Once back up, the Web page featured a new open letter from the chief, clarifying her vision and the role she is hoping the GLLU will take.
”In the past few weeks, there has been a great deal of confusion regarding my vision for the Gay and Lesbian Liaison Unit,” Lanier says in the letter. ”It has never been my intention to disband the award-winning unit, and in fact I have set a goal for my Department to train every Metropolitan Police Officer to respond to calls from the GLBT community and to encourage more officers to join GLLU.”
Lanier also announced that she, alongside Parson and Lt. Alberto Jova, head of the GLLU, plans to meet with community members in all seven police districts to discuss the unit’s future. She asked those who are unable to attend the meetings to e-mail suggestions and/or concerns to email@example.com.
”We are now going to conduct community outreach, throughout the District, because the chief wants input on what they need and what they want in terms of delivery of services by GLLU,” Jova says.
Jova says Lanier’s appearance at the GLLU meeting was productive and that she cleared up any confusion or misconceptions about the unit’s volunteers and their services.
”They’re going to stay here,” Jova says.
One of those volunteers is Buck Jeppson, a 59-year-old resident of Adams Morgan, who came on board as an auxiliary member of the MPD and began volunteering for the GLLU in 2004, with his partner of 10 years, Michael Kessler, 50. Jeppson says, despite some uncertainty that surfaced when word of Lanier’s vision to expand the unit first began to spread a few weeks ago, things are clear now.
”I’ll be continuing to help,” he says, noting that Lanier said she is hoping to increase the number of the unit’s volunteers, who will continue to work out of the GLLU’s Dupont Circle office.
”The way I see it… they really do need the cops out on the streets,” Jeppson adds, ”and we’ll be doing more outreach work.”
Our daily emails are personally curated by our editors and feature a wide range of news, features, reviews and interviews. Don't miss out on any of our award-winning content -- from news to arts, cars to tech, food to fitness, we've got a bit of it all!
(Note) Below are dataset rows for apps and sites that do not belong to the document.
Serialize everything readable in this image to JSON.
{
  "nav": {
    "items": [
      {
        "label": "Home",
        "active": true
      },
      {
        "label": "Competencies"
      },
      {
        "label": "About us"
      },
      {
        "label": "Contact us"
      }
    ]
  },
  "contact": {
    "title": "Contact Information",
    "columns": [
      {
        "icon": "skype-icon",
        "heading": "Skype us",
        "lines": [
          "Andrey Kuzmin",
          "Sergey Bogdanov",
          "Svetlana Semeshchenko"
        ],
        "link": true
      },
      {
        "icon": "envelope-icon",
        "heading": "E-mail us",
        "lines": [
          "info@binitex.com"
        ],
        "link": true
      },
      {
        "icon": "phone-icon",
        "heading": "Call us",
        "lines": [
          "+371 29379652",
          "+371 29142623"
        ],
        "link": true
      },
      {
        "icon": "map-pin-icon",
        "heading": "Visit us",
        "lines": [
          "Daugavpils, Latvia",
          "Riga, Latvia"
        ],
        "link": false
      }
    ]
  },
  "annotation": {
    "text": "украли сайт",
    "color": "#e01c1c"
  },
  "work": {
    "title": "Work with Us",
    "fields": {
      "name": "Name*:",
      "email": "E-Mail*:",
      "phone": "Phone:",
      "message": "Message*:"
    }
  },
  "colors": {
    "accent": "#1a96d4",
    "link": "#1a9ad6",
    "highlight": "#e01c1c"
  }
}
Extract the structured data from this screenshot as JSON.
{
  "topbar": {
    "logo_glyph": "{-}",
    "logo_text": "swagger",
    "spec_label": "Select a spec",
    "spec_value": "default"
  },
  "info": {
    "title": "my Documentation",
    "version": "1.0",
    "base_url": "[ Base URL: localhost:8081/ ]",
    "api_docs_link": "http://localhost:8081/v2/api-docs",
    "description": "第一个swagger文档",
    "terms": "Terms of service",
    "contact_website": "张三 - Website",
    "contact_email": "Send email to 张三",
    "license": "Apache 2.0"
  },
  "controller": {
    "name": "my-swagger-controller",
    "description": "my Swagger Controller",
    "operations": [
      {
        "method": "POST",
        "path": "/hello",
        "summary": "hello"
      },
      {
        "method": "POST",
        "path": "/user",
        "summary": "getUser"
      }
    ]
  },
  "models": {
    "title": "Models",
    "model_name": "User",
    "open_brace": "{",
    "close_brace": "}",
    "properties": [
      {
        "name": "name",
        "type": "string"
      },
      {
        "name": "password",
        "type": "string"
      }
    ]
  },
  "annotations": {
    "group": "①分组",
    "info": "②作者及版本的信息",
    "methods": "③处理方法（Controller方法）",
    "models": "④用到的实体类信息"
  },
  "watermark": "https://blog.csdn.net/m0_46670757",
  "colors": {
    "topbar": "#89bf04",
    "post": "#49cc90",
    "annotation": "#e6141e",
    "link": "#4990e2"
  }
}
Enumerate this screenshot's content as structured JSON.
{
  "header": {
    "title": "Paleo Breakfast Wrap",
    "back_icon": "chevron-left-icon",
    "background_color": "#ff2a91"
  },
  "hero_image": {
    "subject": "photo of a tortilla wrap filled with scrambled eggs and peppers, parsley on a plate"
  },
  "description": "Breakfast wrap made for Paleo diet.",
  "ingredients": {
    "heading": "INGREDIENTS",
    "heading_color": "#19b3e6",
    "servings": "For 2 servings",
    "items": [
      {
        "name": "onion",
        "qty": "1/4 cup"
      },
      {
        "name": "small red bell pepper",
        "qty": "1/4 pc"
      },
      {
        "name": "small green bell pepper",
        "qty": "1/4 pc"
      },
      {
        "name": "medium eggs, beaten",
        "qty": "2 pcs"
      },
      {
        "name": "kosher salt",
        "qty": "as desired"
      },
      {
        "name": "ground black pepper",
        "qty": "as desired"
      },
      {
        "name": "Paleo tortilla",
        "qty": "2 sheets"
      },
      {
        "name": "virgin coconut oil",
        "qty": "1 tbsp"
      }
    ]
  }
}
Our daily emails are personally curated by our editors and feature a wide range of news, features, reviews and interviews. Don't miss out on any of our award-winning content -- from news to arts, cars to tech, food to fitness, we've got it all!